“We have seen very little change or real action from the President and the government despite citizens’ protesting for almost three months now. The call today is unanimous. We, as the people of Sri Lanka, have no choice but to make this call and be on the streets today, we are claiming back our power,” said Bimsara Premaratne, an actor at the protest.  

The government tried it is very best to prevent the protests — asking the public prosecutor to obtain a restraining order, which the magistrate court refused to grant, and imposing an abrupt “police curfew” late Friday night, ordering people to stay home. The curfew backfired amid broad resistance from lawyers, political opposition, and civic activists. Authorities were forced to lift it Saturday morning. However, police repeatedly resorted to tear gas, water cannons and attacks on peaceful protesters and media persons on Saturday, injuring dozens. 

Economic challenges persist 

When the President and Prime Minister resign, forming an all-party government would prove challenging, given that the Sri Lankan opposition is fragmented and the opposition parties together do not have a parliamentary majority. 

Even if the opposition forms government, perhaps with support from MPs in the government benches, it would inherit a crashing economy with no quick fixes. A change at the country’s helm will not mitigate its economic crisis. 

The IMF, which has already made support contingent on creditors expressing confidence and satisfaction over Sri Lanka’s debt restructuring strategy, may take longer to gauge the stability of the new arrangement. Bilateral lenders, too, have reportedly decided to withhold further assistance until Colombo’s negotiation with creditors is successful. Sri Lanka opted for a pre-emptive default on its $50-billion foreign debt in April and has since pinned its hopes on an IMF package to qualify for new credit. 

Regardless of the country’s harsh economic reality, President Gotabaya’s resignation would signal the “end of the Rajapaksa dynasty for the moment”, observed senior political scientist Jayadeva Uyangoda. “That is a major victory for the political struggle, as even political parties have found it very difficult to dislodge the Rajapaksas.
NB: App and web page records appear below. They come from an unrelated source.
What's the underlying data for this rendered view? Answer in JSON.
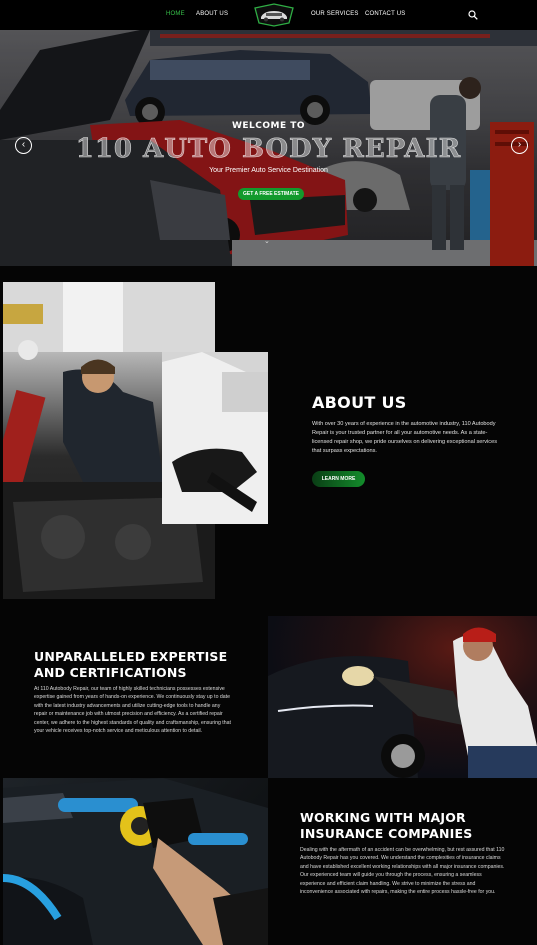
{
  "nav": {
    "items": [
      {
        "label": "HOME",
        "active": true
      },
      {
        "label": "ABOUT US",
        "active": false
      },
      {
        "label": "OUR SERVICES",
        "active": false
      },
      {
        "label": "CONTACT US",
        "active": false
      }
    ],
    "logo_icon": "car-emblem-logo",
    "search_icon": "search-icon",
    "active_color": "#37c24a"
  },
  "hero": {
    "welcome": "WELCOME TO",
    "title": "110 AUTO BODY REPAIR",
    "subtitle": "Your Premier Auto Service Destination",
    "cta_label": "GET A FREE ESTIMATE",
    "prev_icon": "chevron-left-icon",
    "next_icon": "chevron-right-icon",
    "scroll_icon": "chevron-down-icon",
    "accent": "#129a2c"
  },
  "about": {
    "title": "ABOUT US",
    "text": "With over 30 years of experience in the automotive industry, 110 Autobody Repair is your trusted partner for all your automotive needs. As a state-licensed repair shop, we pride ourselves on delivering exceptional services that surpass expectations.",
    "button_label": "LEARN MORE"
  },
  "expertise": {
    "title": "UNPARALLELED EXPERTISE AND CERTIFICATIONS",
    "text": "At 110 Autobody Repair, our team of highly skilled technicians possesses extensive expertise gained from years of hands-on experience. We continuously stay up to date with the latest industry advancements and utilize cutting-edge tools to handle any repair or maintenance job with utmost precision and efficiency. As a certified repair center, we adhere to the highest standards of quality and craftsmanship, ensuring that your vehicle receives top-notch service and meticulous attention to detail."
  },
  "insurance": {
    "title": "WORKING WITH MAJOR INSURANCE COMPANIES",
    "text": "Dealing with the aftermath of an accident can be overwhelming, but rest assured that 110 Autobody Repair has you covered. We understand the complexities of insurance claims and have established excellent working relationships with all major insurance companies. Our experienced team will guide you through the process, ensuring a seamless experience and efficient claim handling. We strive to minimize the stress and inconvenience associated with repairs, making the entire process hassle-free for you."
  }
}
This is an outcome of citizens’ direct action, and outside the political party domain,” he told The Hindu

At the same time, Sri Lanka has a “daunting challenge” facing multiple economic, social, political and governance crises. “People should be allowed to elect a new parliament that can change the Constitution to abolish the presidential system and restore democracy. That is the most important priority.” 

As for the economic problem, Prof. Uyangoda said there is “no guarantee” that a caretaker government or a newly elected government can solve it in the short term. “See what happened in Italy, Greece, Argentina, Lebanon, or Zambia. Sri Lanka, too, should expect a period of political instability,” he said.